*** Opening of Data provided ***

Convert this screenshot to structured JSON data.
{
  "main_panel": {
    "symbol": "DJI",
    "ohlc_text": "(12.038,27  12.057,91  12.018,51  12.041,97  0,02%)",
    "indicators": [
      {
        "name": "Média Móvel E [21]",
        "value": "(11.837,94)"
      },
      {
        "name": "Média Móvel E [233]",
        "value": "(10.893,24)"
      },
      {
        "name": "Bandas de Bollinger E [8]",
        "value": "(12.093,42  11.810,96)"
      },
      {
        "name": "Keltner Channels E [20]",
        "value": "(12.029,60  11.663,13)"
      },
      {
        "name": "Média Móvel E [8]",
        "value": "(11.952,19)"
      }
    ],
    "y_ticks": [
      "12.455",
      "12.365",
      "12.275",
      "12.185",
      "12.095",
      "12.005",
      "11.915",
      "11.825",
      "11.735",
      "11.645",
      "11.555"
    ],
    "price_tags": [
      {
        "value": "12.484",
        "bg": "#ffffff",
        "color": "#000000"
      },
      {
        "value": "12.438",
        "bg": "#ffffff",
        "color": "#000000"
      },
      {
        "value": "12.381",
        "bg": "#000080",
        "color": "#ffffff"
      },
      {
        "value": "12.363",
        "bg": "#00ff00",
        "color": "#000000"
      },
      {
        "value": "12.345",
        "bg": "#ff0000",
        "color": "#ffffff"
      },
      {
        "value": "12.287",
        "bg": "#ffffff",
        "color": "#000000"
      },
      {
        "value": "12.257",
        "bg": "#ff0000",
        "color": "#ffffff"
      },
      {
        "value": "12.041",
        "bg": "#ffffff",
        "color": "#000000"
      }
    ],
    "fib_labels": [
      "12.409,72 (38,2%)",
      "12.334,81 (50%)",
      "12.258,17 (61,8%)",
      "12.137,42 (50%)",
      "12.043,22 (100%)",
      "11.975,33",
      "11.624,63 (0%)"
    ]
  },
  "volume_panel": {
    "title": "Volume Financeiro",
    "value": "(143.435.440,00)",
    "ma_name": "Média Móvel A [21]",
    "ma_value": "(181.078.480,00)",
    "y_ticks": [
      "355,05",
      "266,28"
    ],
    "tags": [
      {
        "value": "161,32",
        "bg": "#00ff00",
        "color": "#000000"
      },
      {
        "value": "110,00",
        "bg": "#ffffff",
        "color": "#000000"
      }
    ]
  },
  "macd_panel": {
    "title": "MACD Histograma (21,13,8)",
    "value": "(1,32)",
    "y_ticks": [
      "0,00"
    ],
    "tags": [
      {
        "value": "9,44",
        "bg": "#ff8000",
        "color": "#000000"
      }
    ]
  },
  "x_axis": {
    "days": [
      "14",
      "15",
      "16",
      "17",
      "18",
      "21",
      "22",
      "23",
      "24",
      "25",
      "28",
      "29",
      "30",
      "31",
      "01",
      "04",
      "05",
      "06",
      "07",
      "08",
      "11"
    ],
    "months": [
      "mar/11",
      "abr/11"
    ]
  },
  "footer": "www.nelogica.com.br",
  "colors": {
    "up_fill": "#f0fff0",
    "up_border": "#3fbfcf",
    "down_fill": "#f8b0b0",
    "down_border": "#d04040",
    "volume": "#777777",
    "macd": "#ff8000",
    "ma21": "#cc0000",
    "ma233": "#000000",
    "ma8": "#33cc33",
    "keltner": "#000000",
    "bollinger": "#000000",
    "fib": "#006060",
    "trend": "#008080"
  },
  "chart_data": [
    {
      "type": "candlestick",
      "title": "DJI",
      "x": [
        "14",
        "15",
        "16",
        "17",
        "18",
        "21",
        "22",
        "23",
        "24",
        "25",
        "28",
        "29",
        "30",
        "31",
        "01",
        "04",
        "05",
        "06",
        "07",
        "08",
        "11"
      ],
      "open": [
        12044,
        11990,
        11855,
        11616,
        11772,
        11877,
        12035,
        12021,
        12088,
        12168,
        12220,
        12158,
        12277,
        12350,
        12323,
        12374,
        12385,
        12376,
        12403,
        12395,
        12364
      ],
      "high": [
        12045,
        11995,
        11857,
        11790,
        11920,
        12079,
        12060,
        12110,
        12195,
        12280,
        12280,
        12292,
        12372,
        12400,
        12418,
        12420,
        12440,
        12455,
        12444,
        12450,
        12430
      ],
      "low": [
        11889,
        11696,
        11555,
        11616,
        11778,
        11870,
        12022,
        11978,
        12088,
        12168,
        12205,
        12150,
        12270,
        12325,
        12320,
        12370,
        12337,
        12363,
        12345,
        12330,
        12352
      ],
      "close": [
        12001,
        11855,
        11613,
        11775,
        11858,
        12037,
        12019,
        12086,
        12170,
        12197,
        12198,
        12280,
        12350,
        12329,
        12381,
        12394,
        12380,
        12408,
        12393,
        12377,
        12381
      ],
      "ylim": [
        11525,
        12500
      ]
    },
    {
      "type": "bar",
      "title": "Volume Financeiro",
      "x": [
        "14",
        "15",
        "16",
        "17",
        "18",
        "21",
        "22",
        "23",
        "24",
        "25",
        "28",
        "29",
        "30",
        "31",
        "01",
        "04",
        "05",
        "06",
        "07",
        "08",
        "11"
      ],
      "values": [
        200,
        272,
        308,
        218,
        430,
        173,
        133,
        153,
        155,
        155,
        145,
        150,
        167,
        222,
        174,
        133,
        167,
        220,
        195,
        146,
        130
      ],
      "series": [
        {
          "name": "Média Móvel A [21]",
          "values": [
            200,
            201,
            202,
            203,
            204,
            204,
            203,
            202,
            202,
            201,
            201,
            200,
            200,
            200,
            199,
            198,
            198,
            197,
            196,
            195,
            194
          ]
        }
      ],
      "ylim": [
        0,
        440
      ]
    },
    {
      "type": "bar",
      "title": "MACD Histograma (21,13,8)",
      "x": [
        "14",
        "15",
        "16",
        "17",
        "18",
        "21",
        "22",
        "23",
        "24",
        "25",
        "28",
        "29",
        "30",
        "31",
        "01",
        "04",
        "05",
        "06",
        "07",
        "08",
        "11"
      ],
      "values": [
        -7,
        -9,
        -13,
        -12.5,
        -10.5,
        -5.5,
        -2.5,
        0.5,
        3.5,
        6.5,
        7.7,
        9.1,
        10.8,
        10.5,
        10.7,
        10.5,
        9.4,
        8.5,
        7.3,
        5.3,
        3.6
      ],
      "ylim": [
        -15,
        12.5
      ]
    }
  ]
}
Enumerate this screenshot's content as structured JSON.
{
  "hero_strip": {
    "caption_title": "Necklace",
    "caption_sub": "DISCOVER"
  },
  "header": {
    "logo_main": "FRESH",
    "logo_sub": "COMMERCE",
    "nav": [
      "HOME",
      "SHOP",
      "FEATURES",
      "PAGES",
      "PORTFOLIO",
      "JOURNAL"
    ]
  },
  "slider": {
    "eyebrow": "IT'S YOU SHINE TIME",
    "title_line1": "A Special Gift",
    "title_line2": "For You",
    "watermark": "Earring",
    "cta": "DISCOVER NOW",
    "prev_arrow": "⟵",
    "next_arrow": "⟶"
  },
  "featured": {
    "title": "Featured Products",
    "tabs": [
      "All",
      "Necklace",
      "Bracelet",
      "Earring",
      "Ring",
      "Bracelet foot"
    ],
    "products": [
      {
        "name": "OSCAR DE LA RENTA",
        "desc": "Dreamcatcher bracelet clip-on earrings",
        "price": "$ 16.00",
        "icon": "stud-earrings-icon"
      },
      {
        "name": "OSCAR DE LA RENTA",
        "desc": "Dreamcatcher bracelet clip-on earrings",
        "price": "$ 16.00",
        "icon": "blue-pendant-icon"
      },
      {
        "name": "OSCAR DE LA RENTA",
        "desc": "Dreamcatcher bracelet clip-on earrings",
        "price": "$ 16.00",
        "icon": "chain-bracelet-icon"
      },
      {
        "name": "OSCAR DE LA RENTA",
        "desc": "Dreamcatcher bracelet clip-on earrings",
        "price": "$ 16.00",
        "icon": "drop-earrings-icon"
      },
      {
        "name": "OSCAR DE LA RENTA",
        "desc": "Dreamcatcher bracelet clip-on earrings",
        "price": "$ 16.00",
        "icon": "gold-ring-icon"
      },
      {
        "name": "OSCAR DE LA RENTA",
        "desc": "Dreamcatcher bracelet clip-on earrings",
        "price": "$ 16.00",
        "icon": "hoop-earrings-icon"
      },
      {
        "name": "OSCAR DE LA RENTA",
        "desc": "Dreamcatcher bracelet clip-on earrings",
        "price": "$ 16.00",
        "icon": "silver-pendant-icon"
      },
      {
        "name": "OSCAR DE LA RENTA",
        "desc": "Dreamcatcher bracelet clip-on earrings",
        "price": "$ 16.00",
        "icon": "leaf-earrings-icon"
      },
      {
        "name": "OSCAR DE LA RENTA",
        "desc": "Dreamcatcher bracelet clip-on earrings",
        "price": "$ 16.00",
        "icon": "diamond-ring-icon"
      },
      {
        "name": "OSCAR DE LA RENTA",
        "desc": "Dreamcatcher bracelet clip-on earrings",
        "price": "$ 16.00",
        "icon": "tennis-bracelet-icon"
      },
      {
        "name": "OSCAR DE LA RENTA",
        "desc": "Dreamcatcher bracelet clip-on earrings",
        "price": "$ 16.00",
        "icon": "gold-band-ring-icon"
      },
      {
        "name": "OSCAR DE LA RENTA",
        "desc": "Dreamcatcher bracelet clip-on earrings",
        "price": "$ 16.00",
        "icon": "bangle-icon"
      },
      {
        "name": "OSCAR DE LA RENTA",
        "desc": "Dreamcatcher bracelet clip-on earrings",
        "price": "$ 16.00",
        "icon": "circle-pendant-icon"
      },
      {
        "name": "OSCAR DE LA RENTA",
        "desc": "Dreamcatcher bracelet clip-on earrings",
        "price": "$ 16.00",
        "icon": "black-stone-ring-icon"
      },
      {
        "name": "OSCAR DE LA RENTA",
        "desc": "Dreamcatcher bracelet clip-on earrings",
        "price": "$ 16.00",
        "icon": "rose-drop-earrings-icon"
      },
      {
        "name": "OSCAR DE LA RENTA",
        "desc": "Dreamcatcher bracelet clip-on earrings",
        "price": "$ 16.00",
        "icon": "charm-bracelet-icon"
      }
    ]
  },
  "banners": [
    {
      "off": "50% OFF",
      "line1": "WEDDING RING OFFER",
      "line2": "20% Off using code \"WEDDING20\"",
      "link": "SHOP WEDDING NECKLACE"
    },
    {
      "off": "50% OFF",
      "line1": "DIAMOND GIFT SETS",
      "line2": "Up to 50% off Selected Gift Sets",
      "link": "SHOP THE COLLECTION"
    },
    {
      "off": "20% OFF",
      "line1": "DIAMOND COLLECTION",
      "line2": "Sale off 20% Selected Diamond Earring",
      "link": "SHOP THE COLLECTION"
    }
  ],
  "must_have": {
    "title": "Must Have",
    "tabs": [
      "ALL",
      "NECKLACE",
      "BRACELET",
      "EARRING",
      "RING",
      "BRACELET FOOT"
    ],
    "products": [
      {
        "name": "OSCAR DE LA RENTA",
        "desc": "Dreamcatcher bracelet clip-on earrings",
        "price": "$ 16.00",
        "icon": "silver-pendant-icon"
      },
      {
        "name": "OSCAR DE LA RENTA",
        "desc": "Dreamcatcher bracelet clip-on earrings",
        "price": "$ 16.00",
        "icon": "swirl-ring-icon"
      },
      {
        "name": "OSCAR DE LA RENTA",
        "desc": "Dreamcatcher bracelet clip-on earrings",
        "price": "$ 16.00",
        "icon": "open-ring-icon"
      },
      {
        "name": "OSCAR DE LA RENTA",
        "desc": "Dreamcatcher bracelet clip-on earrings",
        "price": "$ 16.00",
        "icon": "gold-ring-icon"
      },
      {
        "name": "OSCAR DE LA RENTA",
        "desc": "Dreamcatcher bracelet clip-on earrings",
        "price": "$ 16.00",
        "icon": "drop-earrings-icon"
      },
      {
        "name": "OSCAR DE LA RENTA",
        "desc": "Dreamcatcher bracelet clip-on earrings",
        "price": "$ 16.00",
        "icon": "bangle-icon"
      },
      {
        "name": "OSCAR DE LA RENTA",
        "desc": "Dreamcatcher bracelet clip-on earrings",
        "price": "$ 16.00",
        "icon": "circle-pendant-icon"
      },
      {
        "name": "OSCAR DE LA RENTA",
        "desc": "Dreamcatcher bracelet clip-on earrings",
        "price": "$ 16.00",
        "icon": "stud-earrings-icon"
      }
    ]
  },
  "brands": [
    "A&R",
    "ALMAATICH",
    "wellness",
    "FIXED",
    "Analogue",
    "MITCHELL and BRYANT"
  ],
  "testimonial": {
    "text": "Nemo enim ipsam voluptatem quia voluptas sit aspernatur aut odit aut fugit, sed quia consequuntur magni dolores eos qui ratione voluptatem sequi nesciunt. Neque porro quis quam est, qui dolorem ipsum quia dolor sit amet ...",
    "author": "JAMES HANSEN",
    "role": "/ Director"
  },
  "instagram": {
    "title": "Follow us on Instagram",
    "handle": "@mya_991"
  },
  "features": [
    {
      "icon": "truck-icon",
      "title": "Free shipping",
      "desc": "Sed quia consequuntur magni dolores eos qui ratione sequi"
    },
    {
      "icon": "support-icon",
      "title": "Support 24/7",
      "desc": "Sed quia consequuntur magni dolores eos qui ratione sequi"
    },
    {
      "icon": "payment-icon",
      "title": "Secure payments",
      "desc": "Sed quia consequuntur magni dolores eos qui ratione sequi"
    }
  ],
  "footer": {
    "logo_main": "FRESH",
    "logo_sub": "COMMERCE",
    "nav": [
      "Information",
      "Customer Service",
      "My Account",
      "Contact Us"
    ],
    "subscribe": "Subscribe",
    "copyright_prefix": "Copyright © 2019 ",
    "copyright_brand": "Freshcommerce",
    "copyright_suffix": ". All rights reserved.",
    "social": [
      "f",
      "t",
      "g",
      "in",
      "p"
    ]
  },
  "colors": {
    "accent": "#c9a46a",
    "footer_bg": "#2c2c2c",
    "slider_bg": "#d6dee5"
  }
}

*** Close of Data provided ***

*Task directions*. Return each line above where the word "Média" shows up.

*Your solution*.
        "name": "Média Móvel E [21]",
        "name": "Média Móvel E [233]",
        "name": "Média Móvel E [8]",
    "ma_name": "Média Móvel A [21]",
          "name": "Média Móvel A [21]",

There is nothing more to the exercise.